Now in the case of Bush, a lot of this may be temporary, purely a product of Trump. I do not see Bush’s popularity improving significantly, though of course I could be wrong. Reagan, though, is different. Though the average American may not deify him the way Republicans do, he remains a very popular president, and even if the Reagan Era of tax cuts and de-regulation being the political norm comes to an end, this does not mean that the popularity of Reagan himself will come to an end, just as the end of the New Deal Era did not spell an end to Roosevelt’s popularity. But it does mean his legacy is being transformed into something liberals can handle, just as during the Bush years many Republicans openly admired Roosevelt for recognizing, as they saw it, the innate goodness of American military might. Remember, to hear conservatives openly praise Franklin Delano Roosevelt would have been as odd during the 30s and 40s as it would be to hear conservatives praise Obama for us today.
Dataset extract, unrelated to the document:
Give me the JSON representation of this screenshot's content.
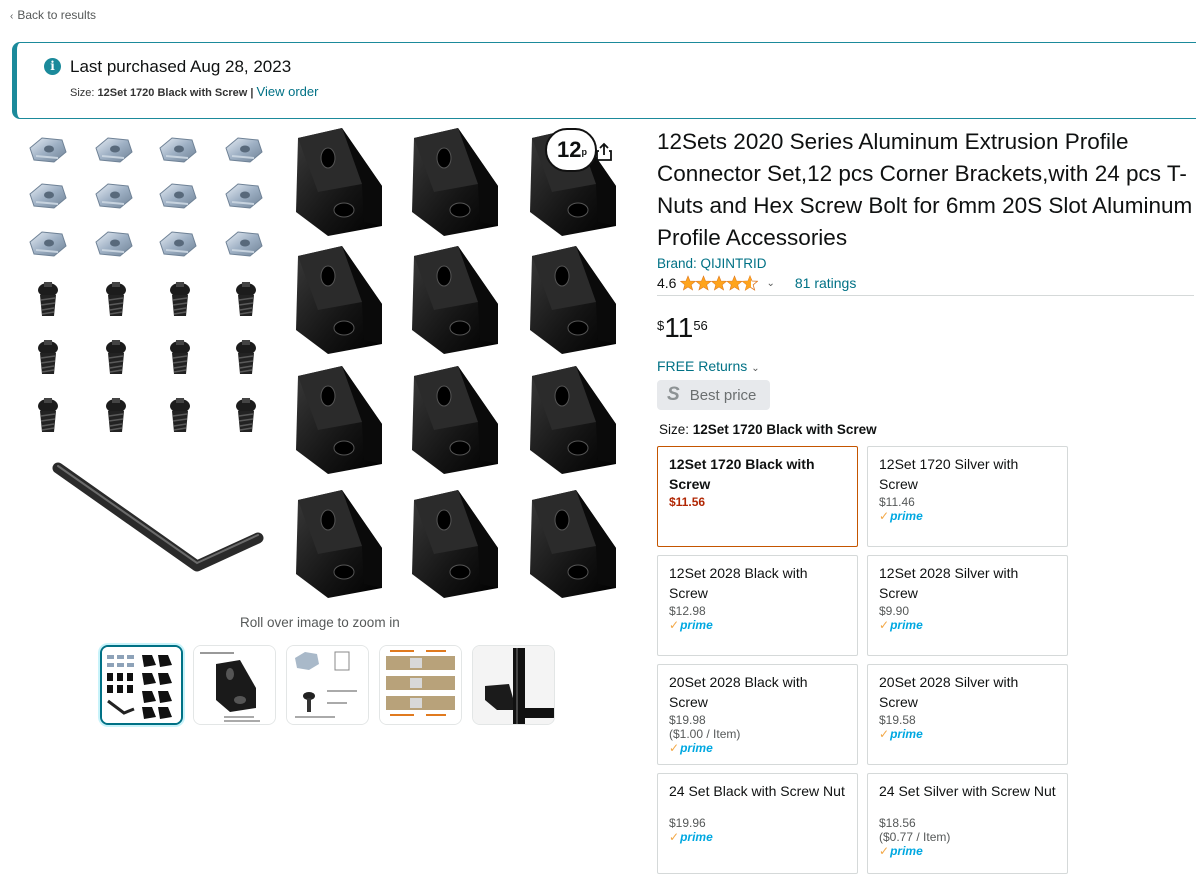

So yes, there is a new breed of Reagan (and maybe even Bush) Democrat. But these are not like the Reagan Democrats of the 80s, i.e. socially conservative, economically moderate working-class whites in what we now call the Rust Belt; voters we now call “Trump voters.” No, these Democrats are a diverse group – but one that sees Reagan as someone they can see as part of a straight line to the American present, pointing to his self-deprecation, his thick skin, his optimism, and his lack of hardline ideological tendencies (the man was willing to raise taxes, after all). And while it may appear to be peculiar, especially to those that remember all the jokes about Bedtime for Bonzo, it is also part of the historical process. Professional historians may continue to debate Reagan’s legacy, as they do with everyone (and even here they tend to remember him fondly) but the mainstream should prepare for a breed of Democrats that see Reagan in a positive light, just as so many Reagan voters saw the same in Roosevelt. To both voters, it was (or will be) a case of both men’s respective parties seeing to have lost their way. Reagan, after all, was one of those voters himself. He was a Democrat throughout Roosevelt’s entire presidency and for two decades later. And even after he switched parties, he still continued to admire him. Perhaps one day the nation will be transformed to a more Democratic one by a man who voted for Reagan twice and even continues to admire him long after that person became a Democrat. History, if nothing else, sure is funny.